Dataset entries:
- - -

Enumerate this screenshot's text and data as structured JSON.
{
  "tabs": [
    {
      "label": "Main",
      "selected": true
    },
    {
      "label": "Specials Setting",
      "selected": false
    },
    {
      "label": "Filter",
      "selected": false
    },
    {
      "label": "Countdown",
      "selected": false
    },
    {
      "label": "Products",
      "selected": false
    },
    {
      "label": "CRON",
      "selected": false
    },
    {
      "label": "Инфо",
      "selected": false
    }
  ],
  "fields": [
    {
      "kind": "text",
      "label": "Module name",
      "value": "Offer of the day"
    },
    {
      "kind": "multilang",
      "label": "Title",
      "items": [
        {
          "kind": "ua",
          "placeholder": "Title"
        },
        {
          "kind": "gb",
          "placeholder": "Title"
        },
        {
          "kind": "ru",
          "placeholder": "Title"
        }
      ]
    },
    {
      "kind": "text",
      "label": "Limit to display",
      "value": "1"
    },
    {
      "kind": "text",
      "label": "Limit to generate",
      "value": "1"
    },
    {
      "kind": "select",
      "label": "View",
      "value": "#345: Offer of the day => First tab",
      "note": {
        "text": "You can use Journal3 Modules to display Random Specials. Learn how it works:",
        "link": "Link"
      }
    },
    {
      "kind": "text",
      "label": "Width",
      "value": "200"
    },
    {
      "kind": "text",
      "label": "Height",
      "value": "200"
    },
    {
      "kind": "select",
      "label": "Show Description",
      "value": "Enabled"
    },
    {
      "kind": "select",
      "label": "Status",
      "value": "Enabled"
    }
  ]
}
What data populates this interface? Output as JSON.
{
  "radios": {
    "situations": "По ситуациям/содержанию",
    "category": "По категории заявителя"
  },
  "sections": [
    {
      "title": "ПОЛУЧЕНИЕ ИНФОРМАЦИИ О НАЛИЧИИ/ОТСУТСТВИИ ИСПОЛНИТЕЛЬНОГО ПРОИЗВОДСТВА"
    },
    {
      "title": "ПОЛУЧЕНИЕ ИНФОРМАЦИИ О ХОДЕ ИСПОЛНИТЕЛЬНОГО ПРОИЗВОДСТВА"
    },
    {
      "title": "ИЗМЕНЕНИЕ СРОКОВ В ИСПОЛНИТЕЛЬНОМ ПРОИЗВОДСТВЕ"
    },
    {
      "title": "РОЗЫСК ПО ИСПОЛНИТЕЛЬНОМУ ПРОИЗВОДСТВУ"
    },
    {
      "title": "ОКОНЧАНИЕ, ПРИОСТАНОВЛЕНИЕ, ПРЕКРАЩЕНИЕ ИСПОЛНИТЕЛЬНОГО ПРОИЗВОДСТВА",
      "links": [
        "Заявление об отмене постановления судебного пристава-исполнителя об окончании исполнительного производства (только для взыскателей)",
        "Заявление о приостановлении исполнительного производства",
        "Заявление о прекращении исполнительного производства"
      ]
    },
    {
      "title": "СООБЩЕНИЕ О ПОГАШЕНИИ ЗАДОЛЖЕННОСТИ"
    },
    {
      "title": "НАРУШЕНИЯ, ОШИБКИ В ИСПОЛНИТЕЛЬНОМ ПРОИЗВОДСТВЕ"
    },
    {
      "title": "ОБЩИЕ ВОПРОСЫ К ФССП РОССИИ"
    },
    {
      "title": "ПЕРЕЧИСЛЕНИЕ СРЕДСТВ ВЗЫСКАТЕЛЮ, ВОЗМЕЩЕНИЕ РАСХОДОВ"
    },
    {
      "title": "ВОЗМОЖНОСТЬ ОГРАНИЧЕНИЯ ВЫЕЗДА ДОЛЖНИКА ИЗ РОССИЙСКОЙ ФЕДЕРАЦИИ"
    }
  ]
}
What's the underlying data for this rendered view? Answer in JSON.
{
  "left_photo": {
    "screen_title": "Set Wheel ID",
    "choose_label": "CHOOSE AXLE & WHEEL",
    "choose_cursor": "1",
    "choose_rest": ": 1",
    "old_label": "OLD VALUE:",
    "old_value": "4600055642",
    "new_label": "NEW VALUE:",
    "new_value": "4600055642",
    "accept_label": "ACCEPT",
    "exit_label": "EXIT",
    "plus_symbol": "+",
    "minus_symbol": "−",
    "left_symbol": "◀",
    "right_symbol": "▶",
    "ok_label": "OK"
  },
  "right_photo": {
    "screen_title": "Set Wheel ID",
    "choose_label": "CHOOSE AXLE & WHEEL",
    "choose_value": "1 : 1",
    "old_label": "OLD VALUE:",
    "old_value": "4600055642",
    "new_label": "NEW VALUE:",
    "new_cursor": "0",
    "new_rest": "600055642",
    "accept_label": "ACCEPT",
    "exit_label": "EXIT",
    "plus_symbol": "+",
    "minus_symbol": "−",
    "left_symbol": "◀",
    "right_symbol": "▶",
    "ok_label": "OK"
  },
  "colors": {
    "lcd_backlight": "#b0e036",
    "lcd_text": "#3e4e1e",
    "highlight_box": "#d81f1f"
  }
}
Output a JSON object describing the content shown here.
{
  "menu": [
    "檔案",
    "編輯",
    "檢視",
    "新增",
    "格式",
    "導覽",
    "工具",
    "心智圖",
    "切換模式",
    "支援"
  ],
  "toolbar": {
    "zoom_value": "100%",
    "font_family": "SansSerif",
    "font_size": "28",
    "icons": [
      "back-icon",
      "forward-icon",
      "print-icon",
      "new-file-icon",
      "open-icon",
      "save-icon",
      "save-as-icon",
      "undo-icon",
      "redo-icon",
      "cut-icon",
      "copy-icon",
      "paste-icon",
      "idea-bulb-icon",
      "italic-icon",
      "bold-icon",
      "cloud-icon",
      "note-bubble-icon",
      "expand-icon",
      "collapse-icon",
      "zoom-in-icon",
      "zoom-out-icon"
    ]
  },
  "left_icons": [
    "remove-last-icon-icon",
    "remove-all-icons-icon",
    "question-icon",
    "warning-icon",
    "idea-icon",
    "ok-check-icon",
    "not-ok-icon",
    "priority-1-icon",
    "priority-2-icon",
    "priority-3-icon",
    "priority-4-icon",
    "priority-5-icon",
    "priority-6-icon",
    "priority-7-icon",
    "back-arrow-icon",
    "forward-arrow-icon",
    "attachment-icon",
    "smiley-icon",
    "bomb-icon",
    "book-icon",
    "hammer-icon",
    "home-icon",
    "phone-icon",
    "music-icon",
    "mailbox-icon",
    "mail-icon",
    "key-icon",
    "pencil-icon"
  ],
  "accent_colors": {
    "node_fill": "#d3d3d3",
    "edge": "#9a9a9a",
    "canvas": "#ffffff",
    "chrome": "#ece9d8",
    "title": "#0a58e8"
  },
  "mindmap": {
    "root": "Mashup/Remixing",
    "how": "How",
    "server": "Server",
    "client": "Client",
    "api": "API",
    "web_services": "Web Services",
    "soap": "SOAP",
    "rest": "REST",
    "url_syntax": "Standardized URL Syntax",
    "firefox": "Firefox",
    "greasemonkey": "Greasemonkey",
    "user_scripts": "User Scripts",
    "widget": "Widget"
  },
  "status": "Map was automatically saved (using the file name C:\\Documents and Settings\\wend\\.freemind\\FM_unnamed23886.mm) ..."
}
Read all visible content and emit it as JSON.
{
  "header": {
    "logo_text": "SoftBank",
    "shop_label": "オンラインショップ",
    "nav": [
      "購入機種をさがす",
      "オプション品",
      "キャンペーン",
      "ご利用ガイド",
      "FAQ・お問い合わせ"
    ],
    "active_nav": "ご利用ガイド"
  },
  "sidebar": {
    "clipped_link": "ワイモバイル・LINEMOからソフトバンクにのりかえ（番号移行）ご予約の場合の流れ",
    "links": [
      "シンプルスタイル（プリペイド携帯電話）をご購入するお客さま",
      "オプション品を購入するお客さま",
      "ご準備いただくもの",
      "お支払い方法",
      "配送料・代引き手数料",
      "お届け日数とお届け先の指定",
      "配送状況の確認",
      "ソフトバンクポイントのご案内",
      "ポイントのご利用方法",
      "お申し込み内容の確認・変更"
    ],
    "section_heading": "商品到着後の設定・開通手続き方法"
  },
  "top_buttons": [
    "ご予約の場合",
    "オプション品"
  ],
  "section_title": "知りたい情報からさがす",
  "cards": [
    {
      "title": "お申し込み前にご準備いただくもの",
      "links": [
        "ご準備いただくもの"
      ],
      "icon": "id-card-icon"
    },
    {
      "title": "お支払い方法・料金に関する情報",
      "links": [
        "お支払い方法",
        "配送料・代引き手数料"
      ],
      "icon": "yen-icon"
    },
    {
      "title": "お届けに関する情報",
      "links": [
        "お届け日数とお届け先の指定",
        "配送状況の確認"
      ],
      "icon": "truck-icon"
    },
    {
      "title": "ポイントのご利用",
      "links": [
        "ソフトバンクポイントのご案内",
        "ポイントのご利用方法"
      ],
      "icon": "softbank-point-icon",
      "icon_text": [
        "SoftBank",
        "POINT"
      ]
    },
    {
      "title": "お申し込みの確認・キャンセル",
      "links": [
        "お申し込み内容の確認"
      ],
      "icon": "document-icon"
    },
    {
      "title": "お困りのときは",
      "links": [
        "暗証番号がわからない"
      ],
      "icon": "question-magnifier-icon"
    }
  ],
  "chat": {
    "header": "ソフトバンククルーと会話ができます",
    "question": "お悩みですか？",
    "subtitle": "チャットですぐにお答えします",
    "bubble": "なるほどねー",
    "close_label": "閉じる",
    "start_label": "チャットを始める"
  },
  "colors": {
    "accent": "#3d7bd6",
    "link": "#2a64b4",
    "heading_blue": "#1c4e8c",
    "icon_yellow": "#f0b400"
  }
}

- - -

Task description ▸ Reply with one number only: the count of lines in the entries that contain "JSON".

Result for this task ▸ 5